Some of our favorite Trams in Europe (Video)
One of the things that’s quintessentially European to me is taking a tram. I love it. It’s both a way to get oriented with a place as well as seeing “regular” people going about their business. It’s also a bit of an adventure when you don’t know a place – I always say that when you get comfortable getting around on your own that’s when you really get to know a city.
I also love trams just because they’re trams. We’ve done a lot of travelling in Central and Eastern Europe as well as the Balkans where you’ll see a lot of old trams. Most were built in Czechoslovakia and Hungary between the 1960s and 80’s when these countries were under Soviet rule. The companies that built these trams supplied the east bloc countries (East Germany, Romania, Poland, the USSR, Hungary) as well as the ex-Yugoslavian countries (Croatia, Serbia, Bosnia & Herzegovina, Slovenia…). These old trams are actually my favorites. They make a lot of noise, they get bumpy sometimes, the seats are a bit tight…but there’s a certain romance in taking them. In many places though, these older trams have been gradually upgraded to modern German (or Czech) electric trams. They’re bigger, more comfortable, and easier to get into.
Whatever kind of tram, we find them to be the best way of getting around. In Budapest and Prague you have the option of taking the metro (subway). It’s faster but being underground is just not the same. Unless a destination is really far away we’ll usually always opt for a tram over the metro.
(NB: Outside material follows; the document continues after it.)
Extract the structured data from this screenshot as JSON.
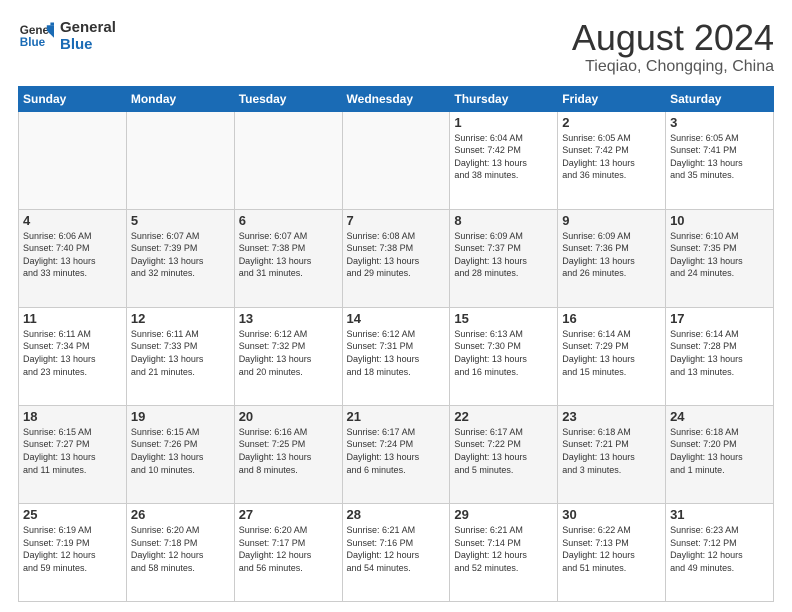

I don’t usually do videos (as you’ll see my video editing skills aren’t great) but in this case a video is the best way to show off some of our favorite trams and the cities where they ply their routes. This video highlights trams in Central and Eastern Europe as well as the Balkans. Places like Lviv (Ukraine), Budapest (Hungary), Zagreb (Croatia), Belgrade (Serbia), Sarajevo (Bosnia and Herzegovina), and Prague (Czech Republic) – my very favorite tram city.
Also see: The most beautiful trams in Europe